"Finally, the gospel is 'good news' not for adherents but rather for practitioners. And the practice of Christianity is made possible not by intellectual assent to propositions but by an existential embrace of worthiness. Most of the harm done in this world is the result of people who are compensating for deep insecurities, who are trying to 'prove' something to someone, but who always come up short. That's why the premise of the gospel deserves to be called 'good news.' It is a call not to accept a formula for salvation but to act on an unearned inheritance: that we are created by God, children of God, beloved by God, and accepted by God.

"It means that every morning, we can wake up worthy and walk. This is the grace that brings radical freedom and the end of striving. Faith is something we do, against the odds, in loving defiance of a world gone mad. We do not become a good person by believing in God; we become a good person by loving God, especially the God we meet in every living thing. For the prophet Micah, his successor Jesus, and all the rest of us who are praying for a new day in the church, the most important question we can ask now is not about what we believe. It is about how we relate.

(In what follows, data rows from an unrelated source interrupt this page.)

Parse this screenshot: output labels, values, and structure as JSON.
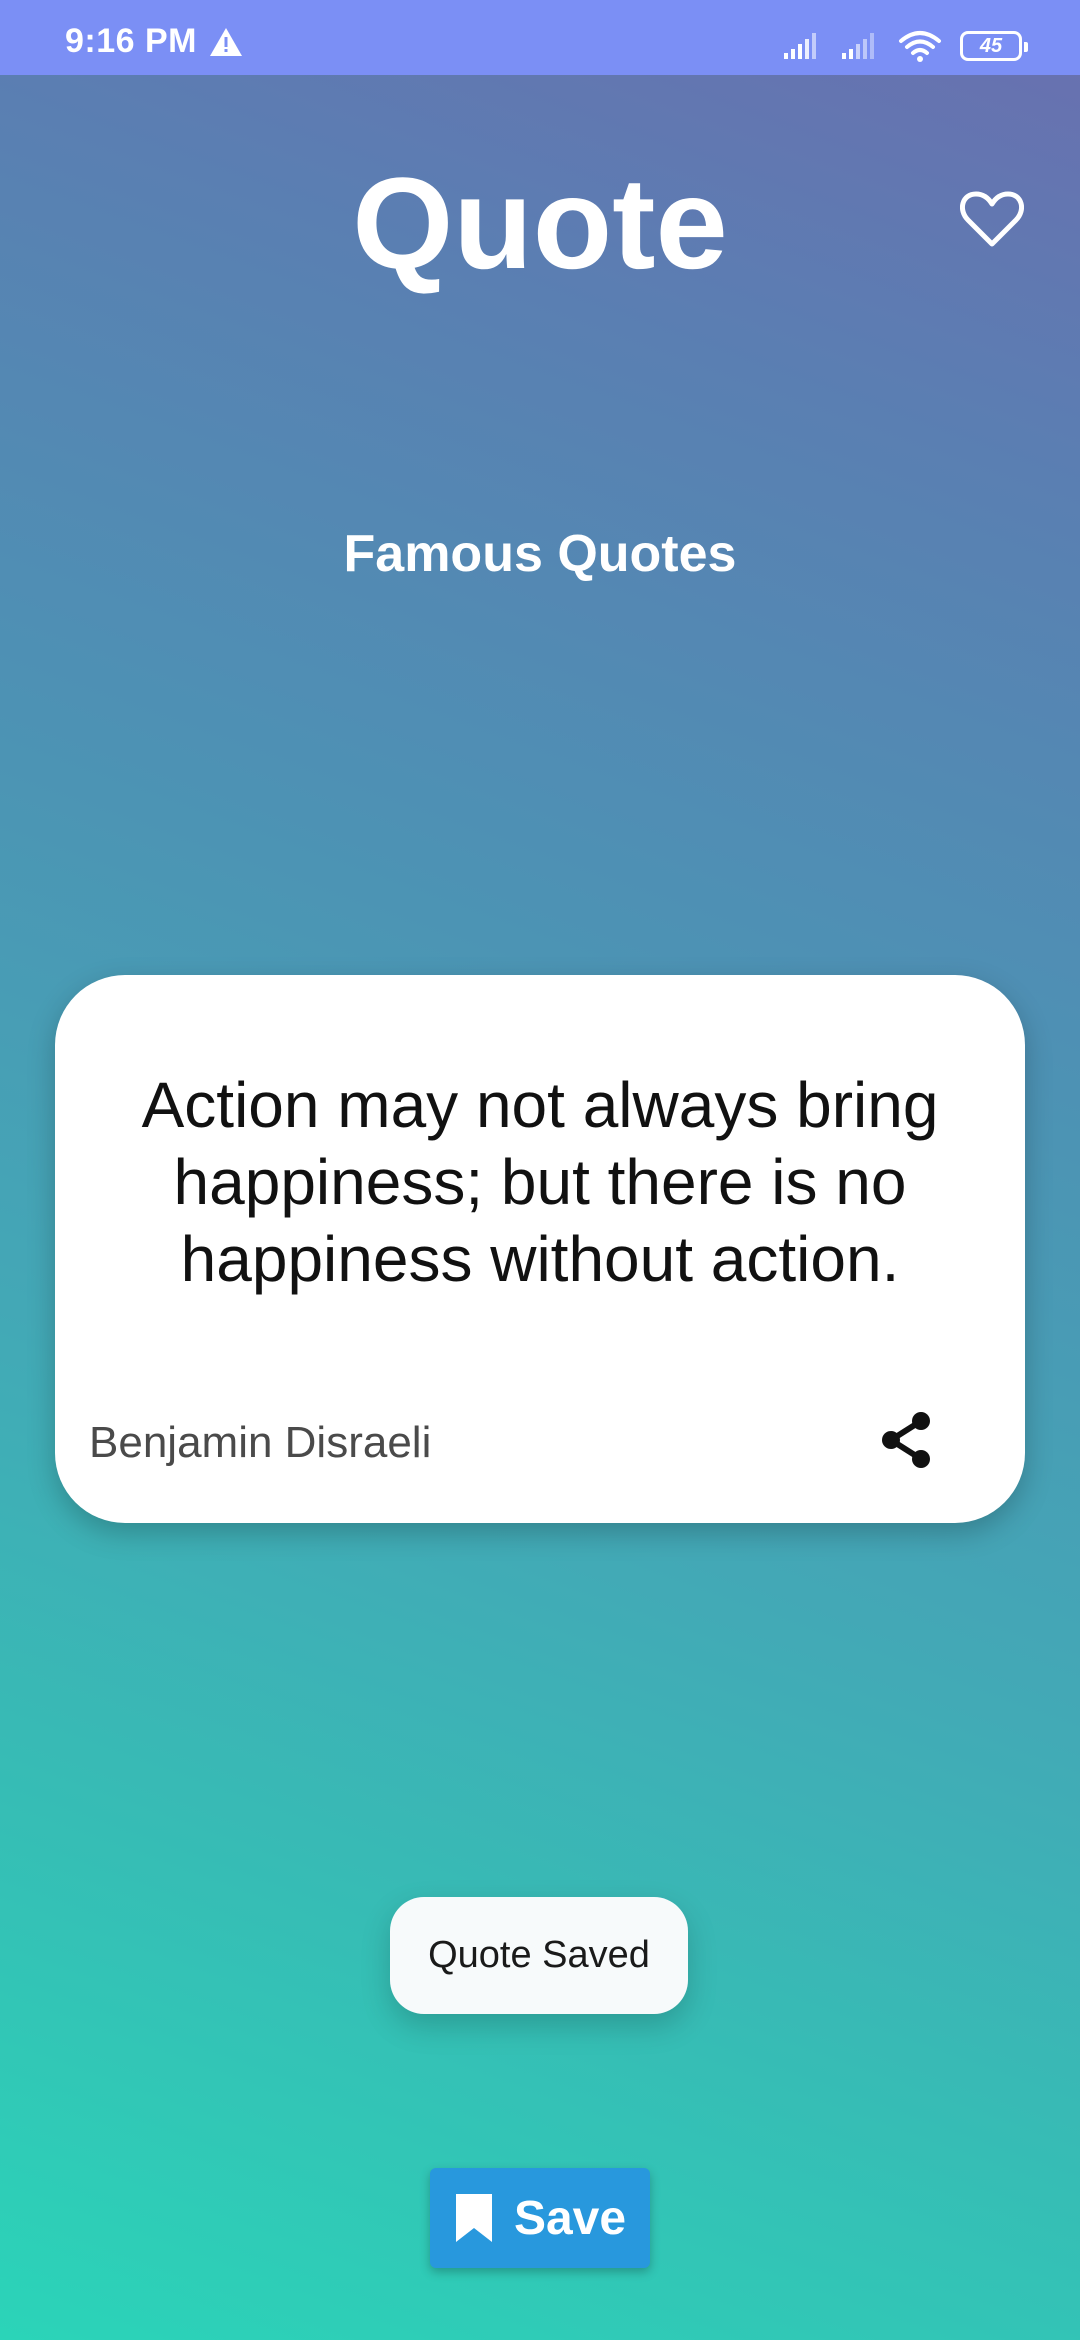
{
  "status_bar": {
    "time": "9:16 PM",
    "warning_icon": "warning-triangle-icon",
    "battery": "45",
    "icons": [
      "signal-icon",
      "signal-icon",
      "wifi-icon",
      "battery-icon"
    ]
  },
  "header": {
    "title": "Quote",
    "favorite_icon": "heart-outline-icon"
  },
  "subtitle": "Famous Quotes",
  "quote_card": {
    "text": "Action may not always bring happiness; but there is no happiness without action.",
    "author": "Benjamin Disraeli",
    "share_icon": "share-icon"
  },
  "toast": {
    "message": "Quote Saved"
  },
  "save_button": {
    "label": "Save",
    "icon": "bookmark-icon"
  },
  "colors": {
    "status_bar": "#7b8ff5",
    "gradient_top": "#6a6fb0",
    "gradient_bottom": "#2bd4b8",
    "save_button": "#2898dd",
    "card": "#ffffff"
  }
}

" 'He has told you, O mortal, what is good; and what does the LORD require of you but to do justice, and to love kindness, and to walk humbly with your God?' (Mic. 6:8)."